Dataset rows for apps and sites
* * * * * * * * *

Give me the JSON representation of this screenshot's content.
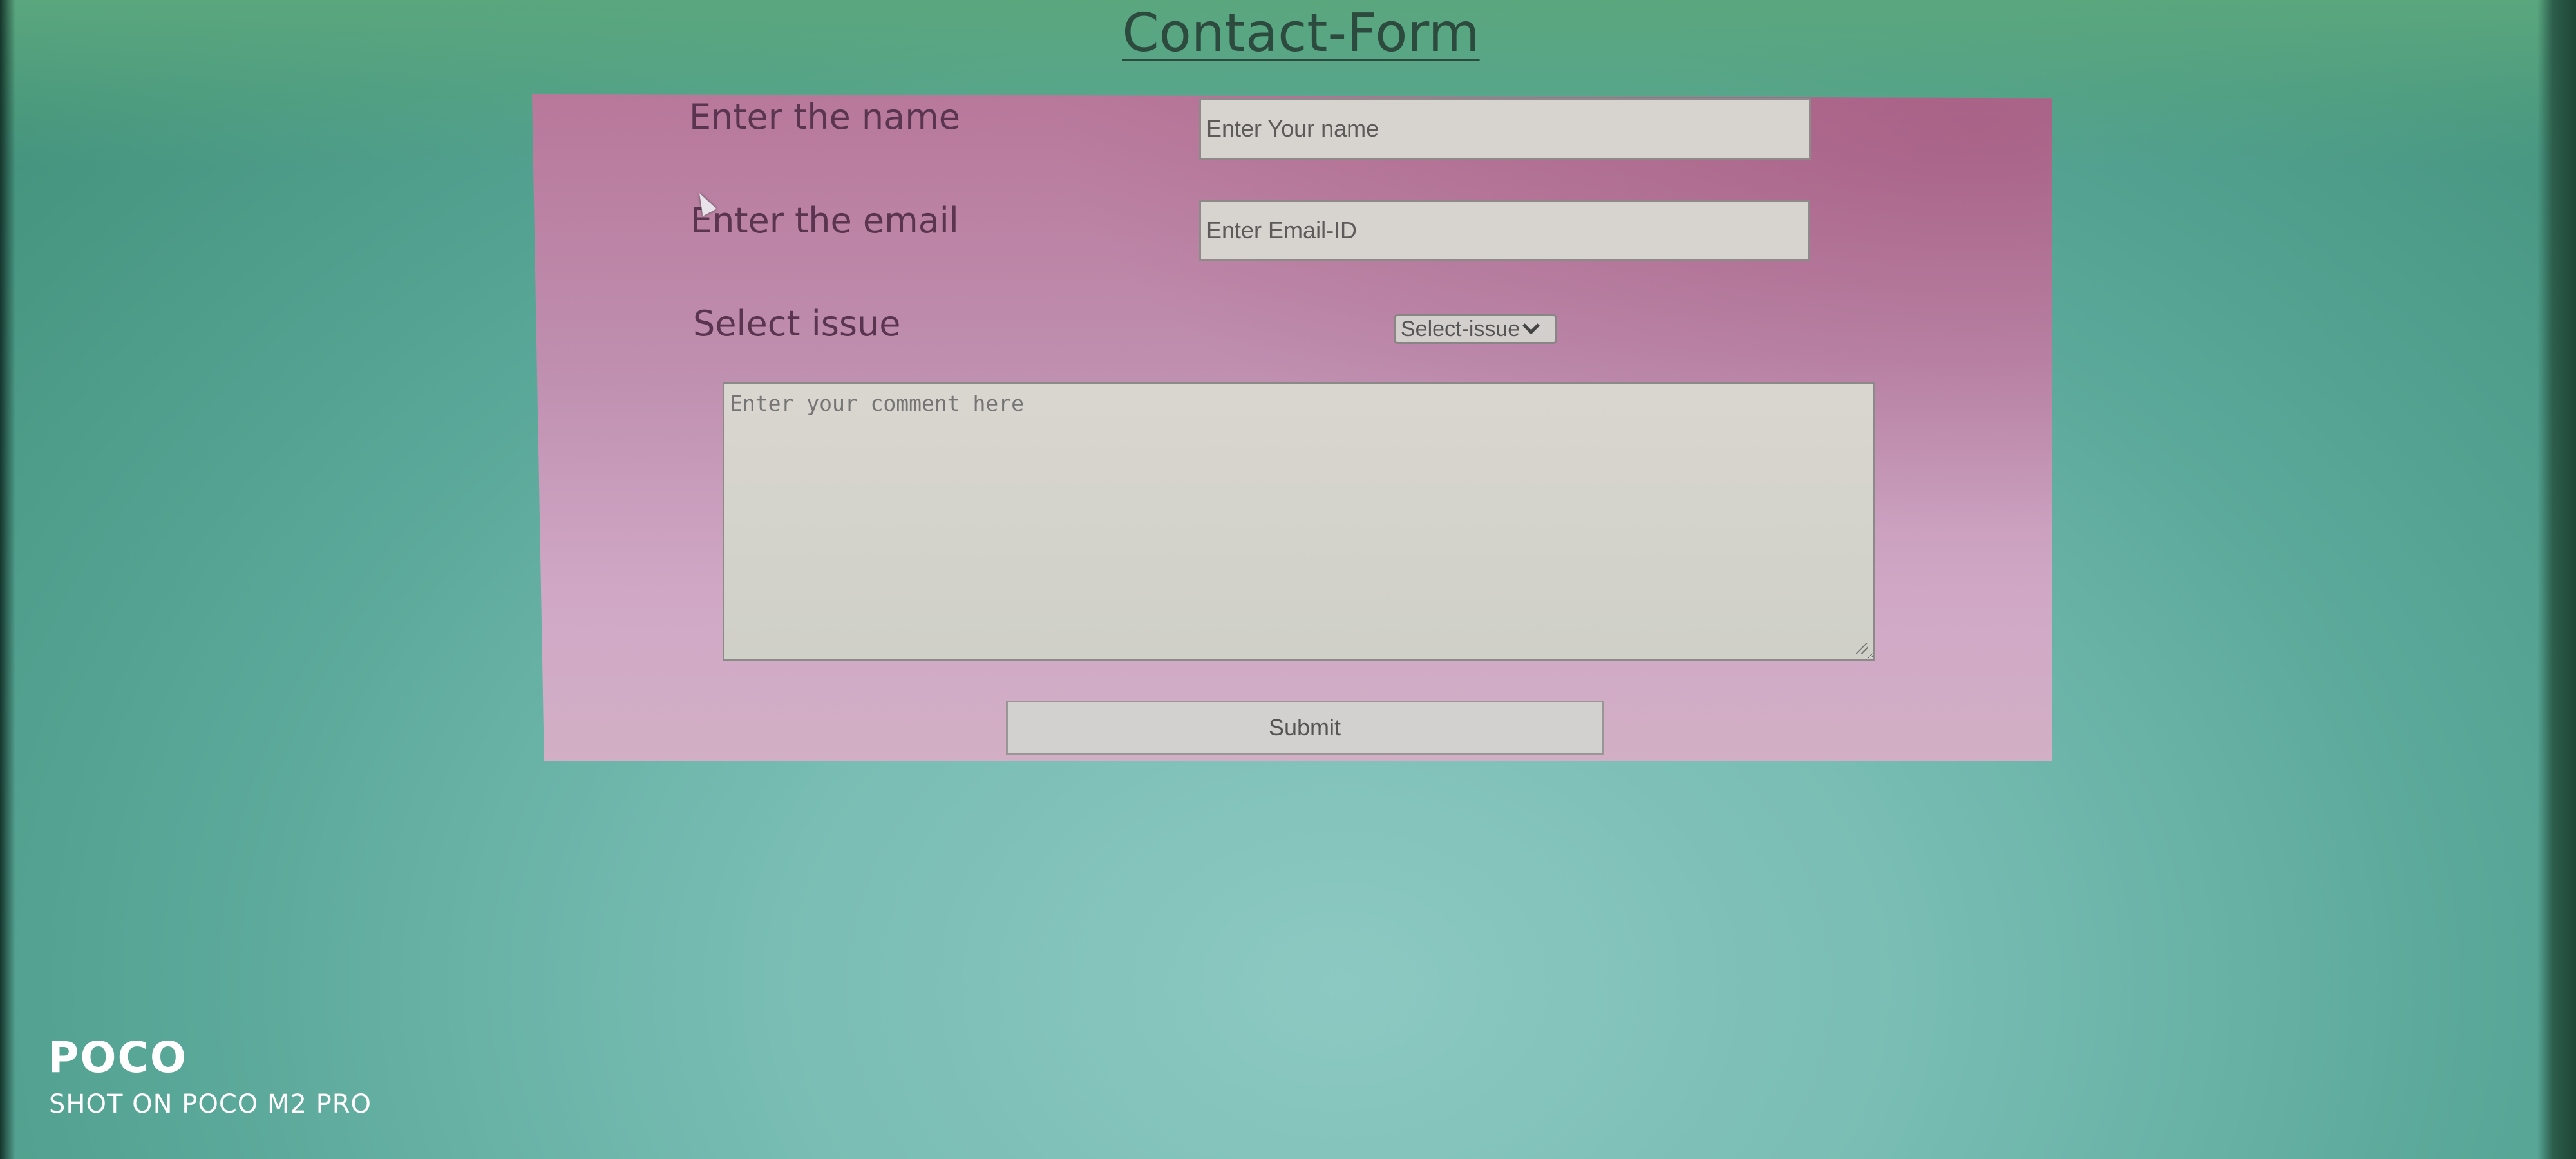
{
  "page": {
    "title": "Contact-Form"
  },
  "form": {
    "name_label": "Enter the name",
    "name_placeholder": "Enter Your name",
    "email_label": "Enter the email",
    "email_placeholder": "Enter Email-ID",
    "issue_label": "Select issue",
    "issue_selected": "Select-issue",
    "comment_placeholder": "Enter your comment here",
    "submit_label": "Submit"
  },
  "watermark": {
    "brand": "POCO",
    "caption": "SHOT ON POCO M2 PRO"
  },
  "colors": {
    "background": "#7cc0b6",
    "panel": "#c594b4",
    "title": "#2c4a3e",
    "label": "#5a3550",
    "input": "#d7d3cf"
  },
  "icons": {
    "select_arrow": "chevron-down-icon",
    "cursor": "mouse-pointer-icon",
    "textarea_grip": "resize-grip-icon"
  }
}
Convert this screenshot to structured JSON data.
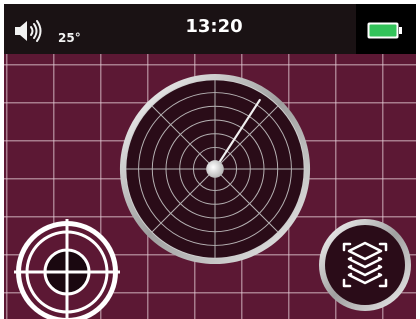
{
  "status_bar": {
    "temperature": "25°",
    "time": "13:20",
    "battery_color": "#33c35a",
    "volume_icon": "speaker-volume-icon"
  },
  "colors": {
    "screen_background": "#5e1a36",
    "status_bar_background": "#1a1214",
    "ring_color": "#e6e6e6"
  },
  "radar": {
    "icon": "radar-icon",
    "needle_heading_deg": 33
  },
  "buttons": {
    "target": {
      "icon": "crosshair-target-icon"
    },
    "layers": {
      "icon": "layers-icon"
    }
  }
}
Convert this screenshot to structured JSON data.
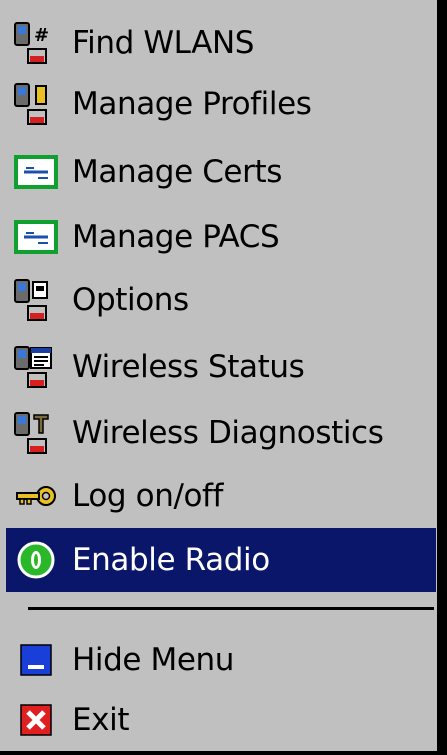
{
  "menu": {
    "items": [
      {
        "label": "Find WLANS",
        "icon": "find-wlans-icon"
      },
      {
        "label": "Manage Profiles",
        "icon": "manage-profiles-icon"
      },
      {
        "label": "Manage Certs",
        "icon": "certificate-icon"
      },
      {
        "label": "Manage PACS",
        "icon": "certificate-icon"
      },
      {
        "label": "Options",
        "icon": "options-icon"
      },
      {
        "label": "Wireless Status",
        "icon": "wireless-status-icon"
      },
      {
        "label": "Wireless Diagnostics",
        "icon": "wireless-diagnostics-icon"
      },
      {
        "label": "Log on/off",
        "icon": "key-icon"
      },
      {
        "label": "Enable Radio",
        "icon": "enable-radio-icon",
        "selected": true
      }
    ],
    "bottom_items": [
      {
        "label": "Hide Menu",
        "icon": "hide-menu-icon"
      },
      {
        "label": "Exit",
        "icon": "exit-icon"
      }
    ]
  },
  "colors": {
    "menu_background": "#c0c0c0",
    "selected_background": "#0a166a",
    "selected_text": "#ffffff",
    "text": "#000000"
  }
}
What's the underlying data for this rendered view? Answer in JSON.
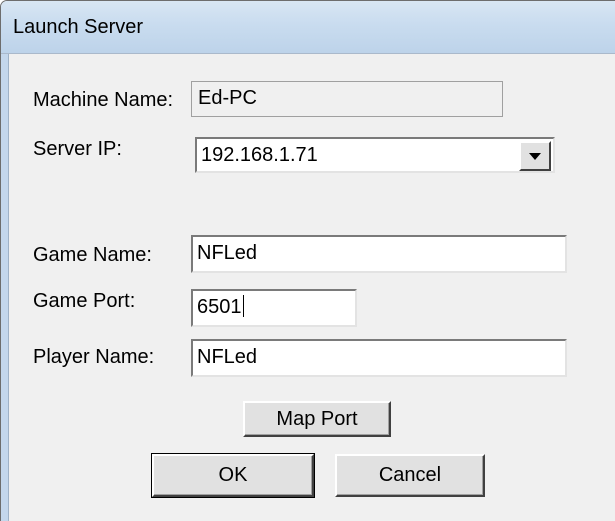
{
  "window": {
    "title": "Launch Server"
  },
  "form": {
    "machine_name": {
      "label": "Machine Name:",
      "value": "Ed-PC"
    },
    "server_ip": {
      "label": "Server IP:",
      "value": "192.168.1.71",
      "dropdown_icon": "chevron-down-icon"
    },
    "game_name": {
      "label": "Game Name:",
      "value": "NFLed"
    },
    "game_port": {
      "label": "Game Port:",
      "value": "6501"
    },
    "player_name": {
      "label": "Player Name:",
      "value": "NFLed"
    }
  },
  "buttons": {
    "map_port": "Map Port",
    "ok": "OK",
    "cancel": "Cancel"
  },
  "colors": {
    "title_bar": "#c9dcef",
    "dialog_background": "#f0f0f0",
    "field_background": "#ffffff"
  }
}
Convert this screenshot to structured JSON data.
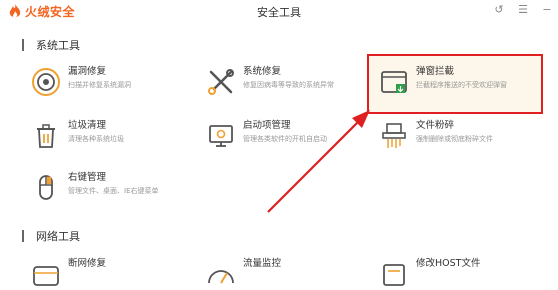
{
  "app": {
    "name": "火绒安全",
    "window_title": "安全工具"
  },
  "controls": {
    "back": "↺",
    "menu": "☰",
    "minimize": "−"
  },
  "sections": {
    "system": "系统工具",
    "network": "网络工具"
  },
  "items": {
    "vuln": {
      "title": "漏洞修复",
      "desc": "扫描并修复系统漏洞"
    },
    "sysrepair": {
      "title": "系统修复",
      "desc": "修复因病毒等导致的系统异常"
    },
    "popup": {
      "title": "弹窗拦截",
      "desc": "拦截程序推送的不受欢迎弹窗"
    },
    "junk": {
      "title": "垃圾清理",
      "desc": "清理各种系统垃圾"
    },
    "startup": {
      "title": "启动项管理",
      "desc": "管理各类软件的开机自启动"
    },
    "shred": {
      "title": "文件粉碎",
      "desc": "强制删除或彻底粉碎文件"
    },
    "rightclick": {
      "title": "右键管理",
      "desc": "管理文件、桌面、IE右键菜单"
    },
    "netrepair": {
      "title": "断网修复"
    },
    "traffic": {
      "title": "流量监控"
    },
    "host": {
      "title": "修改HOST文件"
    }
  },
  "colors": {
    "accent": "#f26522",
    "highlight_border": "#e02020",
    "icon_dark": "#555555",
    "icon_orange": "#f0a030"
  }
}
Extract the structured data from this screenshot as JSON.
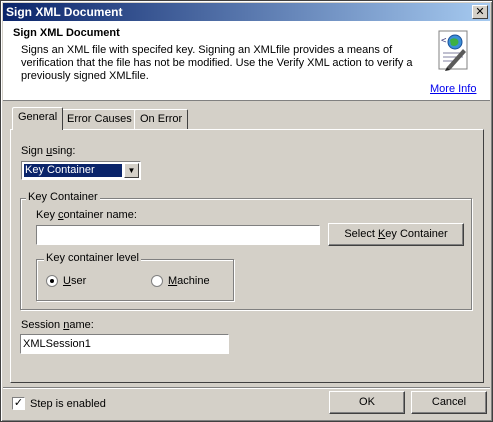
{
  "window": {
    "title": "Sign XML Document",
    "close_glyph": "✕"
  },
  "header": {
    "title": "Sign XML Document",
    "description": "Signs an XML file with specifed key. Signing an XMLfile provides a means of verification that the file has not be modified.  Use the Verify XML action to verify a previously signed XMLfile.",
    "icon": "signed-document-icon",
    "more_info": "More Info"
  },
  "tabs": [
    {
      "label": "General",
      "active": true
    },
    {
      "label": "Error Causes",
      "active": false
    },
    {
      "label": "On Error",
      "active": false
    }
  ],
  "general": {
    "sign_using_label": "Sign using:",
    "sign_using_value": "Key Container",
    "key_container_group": "Key Container",
    "key_container_name_label": "Key container name:",
    "key_container_name_value": "",
    "select_key_container_button": "Select Key Container",
    "key_container_level_group": "Key container level",
    "level_options": [
      {
        "label": "User",
        "selected": true
      },
      {
        "label": "Machine",
        "selected": false
      }
    ],
    "session_name_label": "Session name:",
    "session_name_value": "XMLSession1"
  },
  "footer": {
    "step_enabled_label": "Step is enabled",
    "step_enabled_checked": true,
    "ok_label": "OK",
    "cancel_label": "Cancel"
  }
}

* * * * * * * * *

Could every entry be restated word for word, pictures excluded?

Give me the JSON representation of this screenshot's content.
{
  "page": {
    "title": "Contact-Form"
  },
  "form": {
    "name_label": "Enter the name",
    "name_placeholder": "Enter Your name",
    "email_label": "Enter the email",
    "email_placeholder": "Enter Email-ID",
    "issue_label": "Select issue",
    "issue_selected": "Select-issue",
    "comment_placeholder": "Enter your comment here",
    "submit_label": "Submit"
  },
  "watermark": {
    "brand": "POCO",
    "caption": "SHOT ON POCO M2 PRO"
  },
  "colors": {
    "background": "#7cc0b6",
    "panel": "#c594b4",
    "title": "#2c4a3e",
    "label": "#5a3550",
    "input": "#d7d3cf"
  },
  "icons": {
    "select_arrow": "chevron-down-icon",
    "cursor": "mouse-pointer-icon",
    "textarea_grip": "resize-grip-icon"
  }
}
Convert this screenshot to structured JSON data.
{
  "status_bar": {
    "temperature": "25°",
    "time": "13:20",
    "battery_color": "#33c35a",
    "volume_icon": "speaker-volume-icon"
  },
  "colors": {
    "screen_background": "#5e1a36",
    "status_bar_background": "#1a1214",
    "ring_color": "#e6e6e6"
  },
  "radar": {
    "icon": "radar-icon",
    "needle_heading_deg": 33
  },
  "buttons": {
    "target": {
      "icon": "crosshair-target-icon"
    },
    "layers": {
      "icon": "layers-icon"
    }
  }
}
Convert this screenshot to structured JSON data.
{
  "menu": {
    "items": [
      {
        "label": "Find WLANS",
        "icon": "find-wlans-icon"
      },
      {
        "label": "Manage Profiles",
        "icon": "manage-profiles-icon"
      },
      {
        "label": "Manage Certs",
        "icon": "certificate-icon"
      },
      {
        "label": "Manage PACS",
        "icon": "certificate-icon"
      },
      {
        "label": "Options",
        "icon": "options-icon"
      },
      {
        "label": "Wireless Status",
        "icon": "wireless-status-icon"
      },
      {
        "label": "Wireless Diagnostics",
        "icon": "wireless-diagnostics-icon"
      },
      {
        "label": "Log on/off",
        "icon": "key-icon"
      },
      {
        "label": "Enable Radio",
        "icon": "enable-radio-icon",
        "selected": true
      }
    ],
    "bottom_items": [
      {
        "label": "Hide Menu",
        "icon": "hide-menu-icon"
      },
      {
        "label": "Exit",
        "icon": "exit-icon"
      }
    ]
  },
  "colors": {
    "menu_background": "#c0c0c0",
    "selected_background": "#0a166a",
    "selected_text": "#ffffff",
    "text": "#000000"
  }
}
What's the underlying data for this rendered view? Answer in JSON.
{
  "window": {
    "title": "Launch Server"
  },
  "form": {
    "machine_name": {
      "label": "Machine Name:",
      "value": "Ed-PC"
    },
    "server_ip": {
      "label": "Server IP:",
      "value": "192.168.1.71",
      "dropdown_icon": "chevron-down-icon"
    },
    "game_name": {
      "label": "Game Name:",
      "value": "NFLed"
    },
    "game_port": {
      "label": "Game Port:",
      "value": "6501"
    },
    "player_name": {
      "label": "Player Name:",
      "value": "NFLed"
    }
  },
  "buttons": {
    "map_port": "Map Port",
    "ok": "OK",
    "cancel": "Cancel"
  },
  "colors": {
    "title_bar": "#c9dcef",
    "dialog_background": "#f0f0f0",
    "field_background": "#ffffff"
  }
}
Convert this screenshot to structured JSON data.
{
  "app": {
    "name": "火绒安全",
    "window_title": "安全工具"
  },
  "controls": {
    "back": "↺",
    "menu": "☰",
    "minimize": "−"
  },
  "sections": {
    "system": "系统工具",
    "network": "网络工具"
  },
  "items": {
    "vuln": {
      "title": "漏洞修复",
      "desc": "扫描并修复系统漏洞"
    },
    "sysrepair": {
      "title": "系统修复",
      "desc": "修复因病毒等导致的系统异常"
    },
    "popup": {
      "title": "弹窗拦截",
      "desc": "拦截程序推送的不受欢迎弹窗"
    },
    "junk": {
      "title": "垃圾清理",
      "desc": "清理各种系统垃圾"
    },
    "startup": {
      "title": "启动项管理",
      "desc": "管理各类软件的开机自启动"
    },
    "shred": {
      "title": "文件粉碎",
      "desc": "强制删除或彻底粉碎文件"
    },
    "rightclick": {
      "title": "右键管理",
      "desc": "管理文件、桌面、IE右键菜单"
    },
    "netrepair": {
      "title": "断网修复"
    },
    "traffic": {
      "title": "流量监控"
    },
    "host": {
      "title": "修改HOST文件"
    }
  },
  "colors": {
    "accent": "#f26522",
    "highlight_border": "#e02020",
    "icon_dark": "#555555",
    "icon_orange": "#f0a030"
  }
}
Extract the structured data from this screenshot as JSON.
{
  "window": {
    "title": "Sign XML Document",
    "close_glyph": "✕"
  },
  "header": {
    "title": "Sign XML Document",
    "description": "Signs an XML file with specifed key. Signing an XMLfile provides a means of verification that the file has not be modified.  Use the Verify XML action to verify a previously signed XMLfile.",
    "icon": "signed-document-icon",
    "more_info": "More Info"
  },
  "tabs": [
    {
      "label": "General",
      "active": true
    },
    {
      "label": "Error Causes",
      "active": false
    },
    {
      "label": "On Error",
      "active": false
    }
  ],
  "general": {
    "sign_using_label": "Sign using:",
    "sign_using_value": "Key Container",
    "key_container_group": "Key Container",
    "key_container_name_label": "Key container name:",
    "key_container_name_value": "",
    "select_key_container_button": "Select Key Container",
    "key_container_level_group": "Key container level",
    "level_options": [
      {
        "label": "User",
        "selected": true
      },
      {
        "label": "Machine",
        "selected": false
      }
    ],
    "session_name_label": "Session name:",
    "session_name_value": "XMLSession1"
  },
  "footer": {
    "step_enabled_label": "Step is enabled",
    "step_enabled_checked": true,
    "ok_label": "OK",
    "cancel_label": "Cancel"
  }
}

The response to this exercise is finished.